What are South Korea’s Privacy Laws?
The main privacy law in South Korea is the Personal Information Protection Act (PIPA), enacted on September 30, 2011. It applies to most organizations within South Korea, including government entities, who collect and process personal information of South Korean citizens. This act is known for being one of the strictest data compliance laws around the world, alongside legislation like the GDPR.
In addition to South Korea’s PIPA, there are also sector-specific laws, which we outline below:
- The Network Act: This law applies to IT providers.
- Credit Information Use and Protection Act: Also known as the Credit Information Act, this rule regulates credit information used for credit ratings.
- Act on Real Name Financial Transactions and Guarantee of Secrecy: This law applies to financial institutions.
South Korea’s PIPA: A Breakdown
PIPA applies to any data handler — defined by South Korea as an individual, organization or third-party that handles personal data during the course of business activity. Unlike the GDPR, PIPA does not demand explicit consent. Some types of personal information require consent and others do not.
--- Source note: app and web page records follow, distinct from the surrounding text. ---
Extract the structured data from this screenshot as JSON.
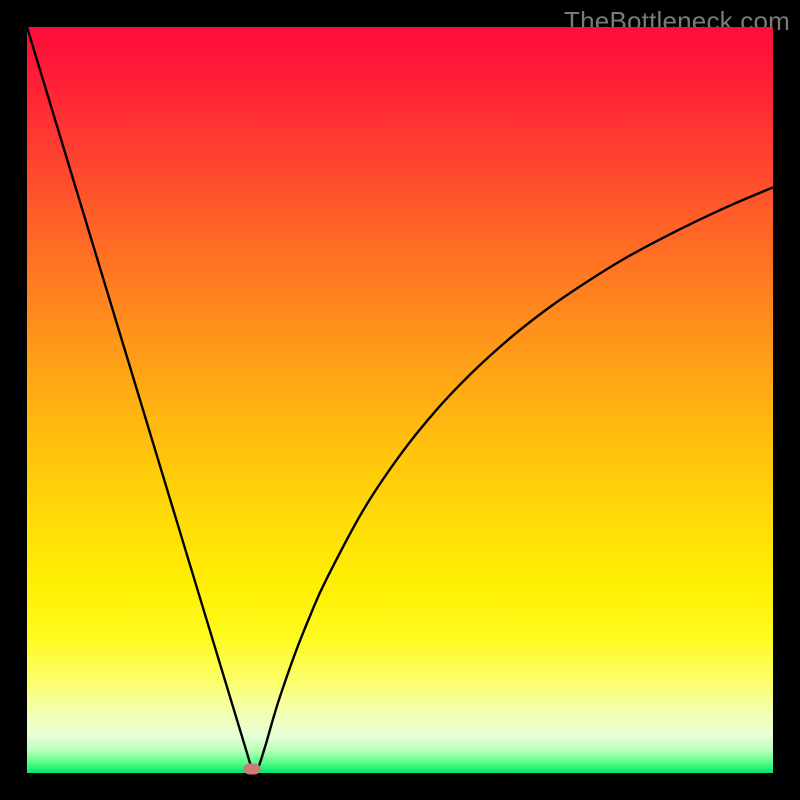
{
  "watermark": "TheBottleneck.com",
  "colors": {
    "background": "#000000",
    "gradient_top": "#ff0d3a",
    "gradient_bottom": "#00e76c",
    "curve": "#000000",
    "marker": "#cd7b76",
    "watermark": "#7a7a7a"
  },
  "chart_data": {
    "type": "line",
    "title": "",
    "xlabel": "",
    "ylabel": "",
    "xlim": [
      0,
      100
    ],
    "ylim": [
      0,
      100
    ],
    "series": [
      {
        "name": "bottleneck-curve",
        "x": [
          0,
          5,
          10,
          15,
          20,
          22,
          24,
          26,
          27,
          28,
          28.5,
          29,
          29.5,
          30,
          30.3,
          30.6,
          31,
          32,
          33,
          34,
          36,
          38,
          40,
          45,
          50,
          55,
          60,
          65,
          70,
          75,
          80,
          85,
          90,
          95,
          100
        ],
        "values": [
          100,
          83.5,
          67,
          50.5,
          34,
          27.4,
          20.8,
          14.2,
          10.9,
          7.6,
          5.95,
          4.3,
          2.65,
          1.0,
          0.5,
          0.2,
          0.7,
          3.8,
          7.3,
          10.5,
          16.2,
          21.2,
          25.7,
          35.1,
          42.6,
          48.8,
          54.0,
          58.5,
          62.4,
          65.8,
          68.9,
          71.6,
          74.1,
          76.4,
          78.5
        ]
      }
    ],
    "annotations": [
      {
        "name": "minimum-marker",
        "x": 30.2,
        "y": 0.6
      }
    ]
  }
}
PIPA’s territorial scope is not defined. However, like the GDPR, it typically affects any foreign country that targets South Korean users and it almost always applies to businesses operating out of South Korea.
The government takes a no-nonsense approach when it comes to reinforcing the Personal Information Protection Act. Penalties include high fines and possibly even imprisonment for breaching the act. To avoid the negative consequences, organizations must abide by the following obligations throughout the data lifecycle:
- Prior notification: Unlike the GDPR, the PIPA does not require explicit, written consent from data subjects. However, PIPA does demand that businesses notify individuals when they would like to collect information. If a data subject does not consent to having their data collected and used, businesses cannot deny them goods and services.
- Opt-in consent: This form of consent gives power back to individuals rather than the business. It requires data subjects to wilfully choose to opt-in, rather than implying consent by ignoring opt-out notifications.
- Heavy sanctions: Sanctions are applied to individuals, businesses and organizations when they do not meet PIPA compliance. Sanctions can take the form of fees, corrective orders, and even penalty surcharges. Additionally, public prosecutors can investigate violations, which make data handlers potentially subject to criminal punishment as well.
PIPA also centralizes concern to data subjects, so much so that if a breach occurs, the act requires companies to notify data subjects ahead of authorities, which is opposite to the GDPR.
PIPA’s Key Amendments
South Korea’s National Assembly passed three major amendments to the Personal Information Protection Act in 2020.
First, the Assembly introduced the concept of “pseudonymised data.” This amendment distinguishes between personal data and pseudonymized data. With the purpose of research, statistics and public records in mind, pseudonymized data can typically be processed without obtaining consent.
The National Assembly also amended PIPA so entities can reasonably use personal data without consent. This is permitted if data is being used “within a scope that is reasonably related to the original purpose of collection.”
The third amendment allows data to be merged under special conditions. Data sets by two different processors may be amalgamated if the process is performed by specialized agencies that commit to meeting regulations in compliance with PIPA requirements.
PIPA Compliance with Ground Labs
Attempting to meet PIPA data compliance alone is risky business. Your business could be subject to thousands of dollars of fines (or more) if you do not effectively meet all requirements of this act. Partnering with Ground Labs can reinforce your organization’s data privacy and compliance plan by showing you where all business data resides. Our data discovery platforms, like Enterprise Recon, have the ability to scan all of your organization’s surfaces and locate and categorize more than 300 data types.
Make a commitment to meet PIPA requirements today and schedule a meeting with a data compliance expert.